Seguin said that in order to accelerate system development, his company chose to proceed to its initial Phase I feasibility cases with an OEM valve, but now that proof-of-concept has been established for the ReValving procedure, CoreValve has integrated all design and manufacturing steps of the ReValving prosthesis, including the tissue valve component. "We have attracted a team of the world's most experienced and capable valve engineers, giving them the responsibility to design, develop and produce a fully proprietary CoreValve tissue valve," he said.
The management team in the U.S. includes Rob Michiels, president of the U.S. unit and chief marketing officer for the company; Stanley Komatsu, PhD, vice president of valve operations; Than Nguyen, valve development team leader; and Edward Pannek Jr., vice president of catheter operations.
Michiels started his med-tech career with Edwards-Baxter Healthcare, now Edwards Lifesciences (Irvine, California), holding positions of increasing responsibility from 1978-1989. From 1990 to 1991, he was vice president of sales, marketing and business development for Menlo Care, an early-stage vascular access company.

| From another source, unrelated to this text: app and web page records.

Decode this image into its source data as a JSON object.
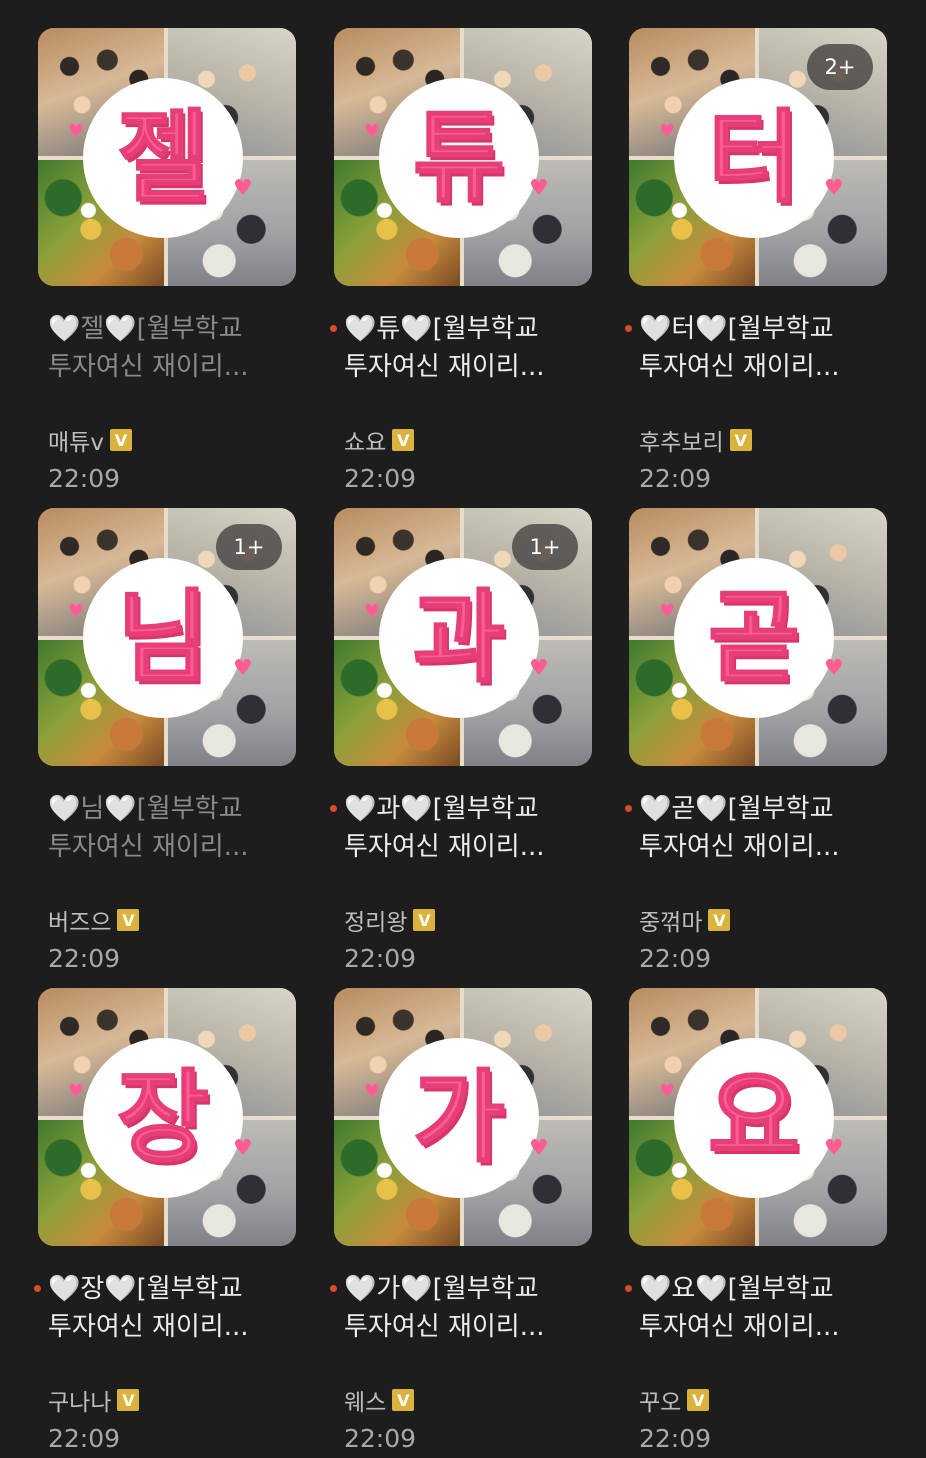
{
  "colors": {
    "background": "#1d1d1d",
    "accent_pink": "#ff5c93",
    "unread_dot": "#d94a2f",
    "verified_badge": "#d9b33b"
  },
  "items": [
    {
      "char": "젤",
      "title": "🤍젤🤍[월부학교 투자여신 재이리...",
      "author": "매튜v",
      "verified": "V",
      "time": "22:09",
      "unread": false,
      "count": ""
    },
    {
      "char": "튜",
      "title": "🤍튜🤍[월부학교 투자여신 재이리...",
      "author": "쇼요",
      "verified": "V",
      "time": "22:09",
      "unread": true,
      "count": ""
    },
    {
      "char": "터",
      "title": "🤍터🤍[월부학교 투자여신 재이리...",
      "author": "후추보리",
      "verified": "V",
      "time": "22:09",
      "unread": true,
      "count": "2+"
    },
    {
      "char": "님",
      "title": "🤍님🤍[월부학교 투자여신 재이리...",
      "author": "버즈으",
      "verified": "V",
      "time": "22:09",
      "unread": false,
      "count": "1+"
    },
    {
      "char": "과",
      "title": "🤍과🤍[월부학교 투자여신 재이리...",
      "author": "정리왕",
      "verified": "V",
      "time": "22:09",
      "unread": true,
      "count": "1+"
    },
    {
      "char": "곧",
      "title": "🤍곧🤍[월부학교 투자여신 재이리...",
      "author": "중꺾마",
      "verified": "V",
      "time": "22:09",
      "unread": true,
      "count": ""
    },
    {
      "char": "장",
      "title": "🤍장🤍[월부학교 투자여신 재이리...",
      "author": "구나나",
      "verified": "V",
      "time": "22:09",
      "unread": true,
      "count": ""
    },
    {
      "char": "가",
      "title": "🤍가🤍[월부학교 투자여신 재이리...",
      "author": "웨스",
      "verified": "V",
      "time": "22:09",
      "unread": true,
      "count": ""
    },
    {
      "char": "요",
      "title": "🤍요🤍[월부학교 투자여신 재이리...",
      "author": "꾸오",
      "verified": "V",
      "time": "22:09",
      "unread": true,
      "count": ""
    }
  ]
}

From 1992 to 1998, he served as president and chief operating officer of InterVentional Technologies (San Diego), an interventional cardiology start-up that developed the Cutting Balloon device and is now a unit of Boston Scientific (Natick, Massachusetts). In 1998 and 1999, Michiels served as CEO of VenPro, a development-stage venture company in cardiovascular and less-invasive surgery implants. He is a founding partner of Consilium, a medical device market research company that is active in the identification and funding of start-up technologies.
The 8,500-square-foot Irvine operation is a research, development and manufacturing facility – with microbiology, biochemical, tissue-handling fixation and tissue-valve production capabilities. CoreValve said it now is able to focus its development and manufacturing programs – including loading and delivery catheter systems, its ReValving frame, as well as its tissue heart valve and valve-to-frame assembly – within the new specialized facility. The company's sales and marketing activities will be directed from Irvine and will be responsible for managing a network of partner/distributors for the early sales of first-generation ReValving products expected to be available in 2005.